In the Ashley edition that has been standard since… 1909, I believe, the end of Book IV, Chapter 6, “Of the Stationary State” of John Stuart Mill’s Principles of Political Economy with Some of Their Applications to Social Philosophy reads:

Of the Stationary State: Hitherto [1848] it is questionable if all the mechanical inventions yet made have lightened the day’s toil of any human being. They have enabled a greater population to live the same life of drudgery and imprisonment, and an increased number of manufacturers and others to make fortunes. They have increased the comforts of the middle classes. But they have not yet begun to effect those great changes in human destiny, which it is in their nature and in their futurity to accomplish. Only when, in addition to just institutions, the increase of mankind shall be under the deliberate guidance of judicious foresight, can the conquests made from the powers of nature by the intellect and energy of scientific discoverers, become the common property of the species, and the means of improving and elevating the universal lot.

The “[1848]” in square brackets was added by W.J. Ashley in 1909 to indicate that that that first sentence, with its “Hitherto,” had been in the book since its first 1848 edition.
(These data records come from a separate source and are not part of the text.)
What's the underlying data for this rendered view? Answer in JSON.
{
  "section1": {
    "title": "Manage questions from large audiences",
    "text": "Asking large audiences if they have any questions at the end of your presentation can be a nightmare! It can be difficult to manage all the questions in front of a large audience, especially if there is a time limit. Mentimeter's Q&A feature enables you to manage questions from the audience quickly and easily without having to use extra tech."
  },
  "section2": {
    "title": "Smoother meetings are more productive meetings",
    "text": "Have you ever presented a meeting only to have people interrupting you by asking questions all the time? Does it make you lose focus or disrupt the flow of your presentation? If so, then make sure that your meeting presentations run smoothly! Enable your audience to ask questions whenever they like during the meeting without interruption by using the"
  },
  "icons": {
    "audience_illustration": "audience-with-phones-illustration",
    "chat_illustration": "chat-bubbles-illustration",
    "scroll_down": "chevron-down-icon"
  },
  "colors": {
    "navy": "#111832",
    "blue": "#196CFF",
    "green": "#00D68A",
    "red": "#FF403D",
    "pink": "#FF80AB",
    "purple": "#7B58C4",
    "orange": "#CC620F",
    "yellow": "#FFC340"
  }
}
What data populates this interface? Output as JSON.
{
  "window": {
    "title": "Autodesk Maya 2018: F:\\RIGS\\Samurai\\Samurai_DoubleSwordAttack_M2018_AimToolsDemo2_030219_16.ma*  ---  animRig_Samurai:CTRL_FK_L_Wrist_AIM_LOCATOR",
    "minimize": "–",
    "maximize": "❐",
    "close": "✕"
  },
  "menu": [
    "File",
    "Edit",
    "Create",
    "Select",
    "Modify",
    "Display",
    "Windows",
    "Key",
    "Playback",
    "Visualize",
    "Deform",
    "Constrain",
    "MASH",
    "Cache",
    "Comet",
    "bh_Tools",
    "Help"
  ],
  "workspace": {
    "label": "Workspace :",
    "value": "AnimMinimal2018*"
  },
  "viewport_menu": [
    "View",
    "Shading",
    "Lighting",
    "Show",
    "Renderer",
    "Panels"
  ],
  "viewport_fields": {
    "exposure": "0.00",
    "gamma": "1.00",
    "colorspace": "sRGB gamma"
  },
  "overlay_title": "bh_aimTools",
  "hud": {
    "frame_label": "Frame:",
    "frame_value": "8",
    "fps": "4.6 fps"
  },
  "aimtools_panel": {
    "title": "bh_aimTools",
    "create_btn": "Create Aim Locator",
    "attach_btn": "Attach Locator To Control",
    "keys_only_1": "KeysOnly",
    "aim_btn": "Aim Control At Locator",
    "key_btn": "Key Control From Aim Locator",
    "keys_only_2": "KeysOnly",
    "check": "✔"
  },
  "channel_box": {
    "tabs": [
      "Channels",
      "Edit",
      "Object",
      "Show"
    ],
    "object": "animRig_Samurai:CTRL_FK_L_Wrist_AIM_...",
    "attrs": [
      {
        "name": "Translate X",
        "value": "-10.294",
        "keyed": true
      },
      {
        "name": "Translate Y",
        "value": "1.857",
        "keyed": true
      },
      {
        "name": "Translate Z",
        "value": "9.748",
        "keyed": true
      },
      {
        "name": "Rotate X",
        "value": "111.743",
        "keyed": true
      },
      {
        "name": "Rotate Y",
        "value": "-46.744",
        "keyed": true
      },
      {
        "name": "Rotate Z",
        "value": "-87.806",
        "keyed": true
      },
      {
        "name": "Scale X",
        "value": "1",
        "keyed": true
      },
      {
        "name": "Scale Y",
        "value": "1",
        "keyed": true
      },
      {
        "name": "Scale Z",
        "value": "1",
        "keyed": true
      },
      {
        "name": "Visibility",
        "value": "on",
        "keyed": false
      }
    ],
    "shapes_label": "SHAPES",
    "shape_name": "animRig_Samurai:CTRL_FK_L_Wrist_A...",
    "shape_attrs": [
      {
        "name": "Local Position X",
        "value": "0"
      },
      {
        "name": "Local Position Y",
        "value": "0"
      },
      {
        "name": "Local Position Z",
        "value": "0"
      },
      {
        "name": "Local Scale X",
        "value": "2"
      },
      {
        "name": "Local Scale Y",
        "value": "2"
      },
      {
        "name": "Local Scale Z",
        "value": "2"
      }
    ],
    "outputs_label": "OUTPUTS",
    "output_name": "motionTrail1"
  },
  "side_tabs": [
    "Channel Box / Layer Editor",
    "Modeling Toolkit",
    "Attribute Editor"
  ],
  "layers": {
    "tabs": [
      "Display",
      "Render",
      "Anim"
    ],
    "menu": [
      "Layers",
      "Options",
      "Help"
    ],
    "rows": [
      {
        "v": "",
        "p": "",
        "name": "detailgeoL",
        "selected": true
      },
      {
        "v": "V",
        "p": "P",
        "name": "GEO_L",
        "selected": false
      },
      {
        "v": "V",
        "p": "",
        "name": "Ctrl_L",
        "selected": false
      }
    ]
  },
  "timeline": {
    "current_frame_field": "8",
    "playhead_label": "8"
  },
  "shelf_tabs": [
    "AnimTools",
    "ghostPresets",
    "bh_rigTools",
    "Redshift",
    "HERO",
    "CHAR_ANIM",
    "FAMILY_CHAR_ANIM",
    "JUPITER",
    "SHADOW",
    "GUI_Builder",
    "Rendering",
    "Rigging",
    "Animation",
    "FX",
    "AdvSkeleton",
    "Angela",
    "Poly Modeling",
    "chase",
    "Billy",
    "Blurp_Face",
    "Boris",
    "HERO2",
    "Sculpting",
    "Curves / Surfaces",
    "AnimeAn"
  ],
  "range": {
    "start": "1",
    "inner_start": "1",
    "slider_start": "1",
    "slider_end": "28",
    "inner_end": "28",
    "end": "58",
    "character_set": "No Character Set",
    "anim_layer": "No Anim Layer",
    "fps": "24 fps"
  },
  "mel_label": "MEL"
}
Mill’s time references, Ashley explained, were:

occasionally a little bewildering: a “now” in his text may mean any time between 1848 and 1871. In every case where it seemed necessary to ascertain and to remind the reader of the time when a particular sentence was written, I have inserted the date in the text in square brackets…

Political Economy came out in seven editions: 1848, 1849, 1852, 1857, 1862, 1865, and 1871. In none of them did Mill himself think that it was worth changing “hitherto” to “formerly.”